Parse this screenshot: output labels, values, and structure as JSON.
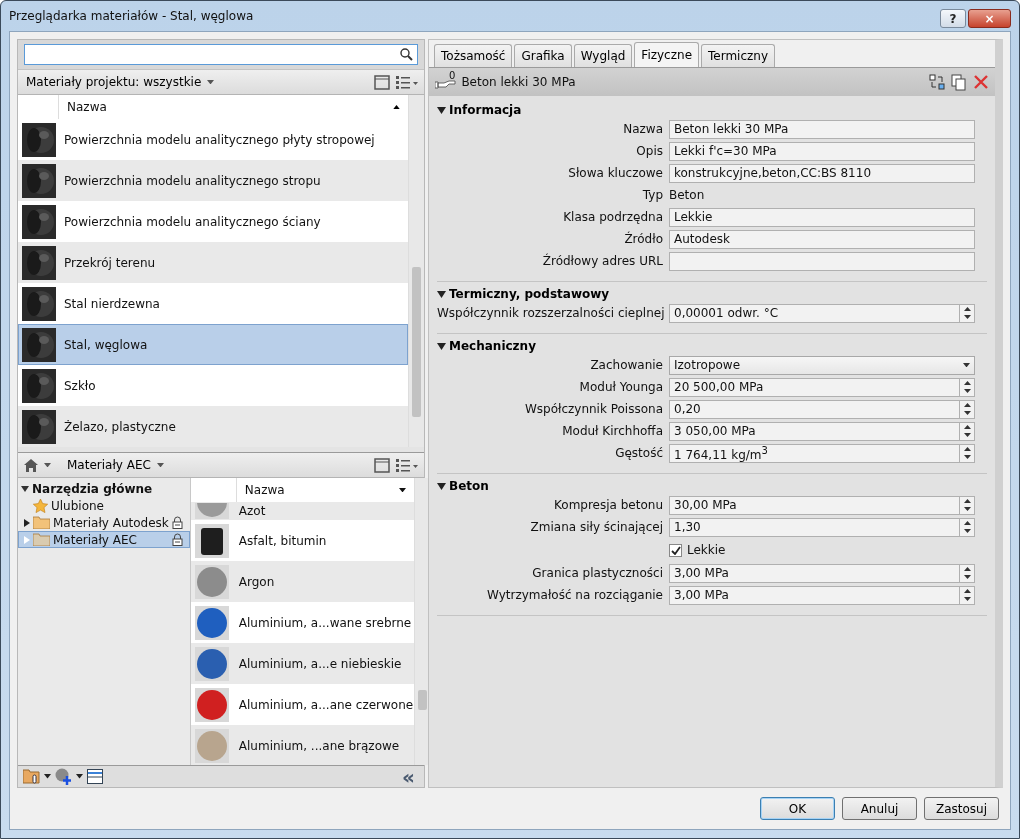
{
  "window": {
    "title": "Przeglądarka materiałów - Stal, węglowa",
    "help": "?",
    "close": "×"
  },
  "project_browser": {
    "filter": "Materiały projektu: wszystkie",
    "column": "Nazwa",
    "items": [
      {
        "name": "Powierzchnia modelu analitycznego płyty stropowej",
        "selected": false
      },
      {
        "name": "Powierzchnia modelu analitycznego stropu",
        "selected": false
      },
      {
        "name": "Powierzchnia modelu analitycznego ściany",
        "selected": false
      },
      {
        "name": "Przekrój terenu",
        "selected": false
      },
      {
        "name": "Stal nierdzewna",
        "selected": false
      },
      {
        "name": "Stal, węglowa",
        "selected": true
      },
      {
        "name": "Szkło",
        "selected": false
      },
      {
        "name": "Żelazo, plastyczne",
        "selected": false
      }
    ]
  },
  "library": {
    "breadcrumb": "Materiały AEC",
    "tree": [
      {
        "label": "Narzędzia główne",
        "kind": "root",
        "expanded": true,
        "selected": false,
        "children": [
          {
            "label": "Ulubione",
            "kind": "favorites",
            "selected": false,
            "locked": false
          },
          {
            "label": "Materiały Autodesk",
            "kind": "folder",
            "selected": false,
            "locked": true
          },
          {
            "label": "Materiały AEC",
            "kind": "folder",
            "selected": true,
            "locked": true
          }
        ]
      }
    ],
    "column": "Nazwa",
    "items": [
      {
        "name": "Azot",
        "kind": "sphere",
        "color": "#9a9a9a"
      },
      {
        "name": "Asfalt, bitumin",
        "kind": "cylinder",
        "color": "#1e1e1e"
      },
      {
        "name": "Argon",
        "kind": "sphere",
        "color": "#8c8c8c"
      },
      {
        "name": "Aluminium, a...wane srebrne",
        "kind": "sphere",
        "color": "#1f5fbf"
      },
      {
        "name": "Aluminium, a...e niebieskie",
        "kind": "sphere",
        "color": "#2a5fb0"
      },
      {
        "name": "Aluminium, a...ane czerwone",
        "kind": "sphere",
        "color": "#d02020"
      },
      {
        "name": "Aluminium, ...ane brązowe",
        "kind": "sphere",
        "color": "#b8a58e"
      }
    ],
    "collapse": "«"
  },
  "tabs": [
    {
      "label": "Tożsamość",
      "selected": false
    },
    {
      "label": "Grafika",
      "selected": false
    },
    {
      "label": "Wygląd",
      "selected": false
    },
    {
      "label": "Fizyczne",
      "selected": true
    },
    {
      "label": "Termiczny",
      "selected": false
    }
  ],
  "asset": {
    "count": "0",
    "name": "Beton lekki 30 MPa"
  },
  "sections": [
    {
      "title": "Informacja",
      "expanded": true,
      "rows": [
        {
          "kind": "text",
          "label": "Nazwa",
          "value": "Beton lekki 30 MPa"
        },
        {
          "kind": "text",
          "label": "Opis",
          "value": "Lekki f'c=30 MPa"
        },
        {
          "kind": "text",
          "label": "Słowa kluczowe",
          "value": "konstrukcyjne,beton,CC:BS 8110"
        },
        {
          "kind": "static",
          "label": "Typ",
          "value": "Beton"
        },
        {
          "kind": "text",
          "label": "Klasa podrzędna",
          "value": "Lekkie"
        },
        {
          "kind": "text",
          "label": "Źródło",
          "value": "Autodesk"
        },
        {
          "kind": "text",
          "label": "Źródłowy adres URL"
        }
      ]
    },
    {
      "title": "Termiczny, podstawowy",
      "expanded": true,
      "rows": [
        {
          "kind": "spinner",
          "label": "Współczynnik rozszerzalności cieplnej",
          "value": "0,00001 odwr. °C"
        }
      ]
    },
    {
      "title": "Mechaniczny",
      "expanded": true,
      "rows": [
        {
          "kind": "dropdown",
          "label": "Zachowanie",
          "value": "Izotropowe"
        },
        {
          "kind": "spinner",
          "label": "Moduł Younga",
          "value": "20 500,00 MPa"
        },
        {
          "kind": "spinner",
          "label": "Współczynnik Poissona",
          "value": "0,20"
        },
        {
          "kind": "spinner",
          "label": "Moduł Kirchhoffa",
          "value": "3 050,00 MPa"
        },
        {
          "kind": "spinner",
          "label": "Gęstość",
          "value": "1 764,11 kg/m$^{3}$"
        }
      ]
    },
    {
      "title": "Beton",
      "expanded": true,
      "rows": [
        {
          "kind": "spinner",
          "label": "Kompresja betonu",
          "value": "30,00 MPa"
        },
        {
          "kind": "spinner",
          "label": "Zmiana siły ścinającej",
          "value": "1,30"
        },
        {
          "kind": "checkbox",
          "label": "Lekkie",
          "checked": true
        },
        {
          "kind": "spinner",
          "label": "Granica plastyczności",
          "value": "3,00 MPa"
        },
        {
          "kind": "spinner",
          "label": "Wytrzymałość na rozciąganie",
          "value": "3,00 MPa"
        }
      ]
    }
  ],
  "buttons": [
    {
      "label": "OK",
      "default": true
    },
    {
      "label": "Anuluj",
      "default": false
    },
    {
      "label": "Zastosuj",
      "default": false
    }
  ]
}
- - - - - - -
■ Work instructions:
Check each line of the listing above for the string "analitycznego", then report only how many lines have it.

■ Result:
3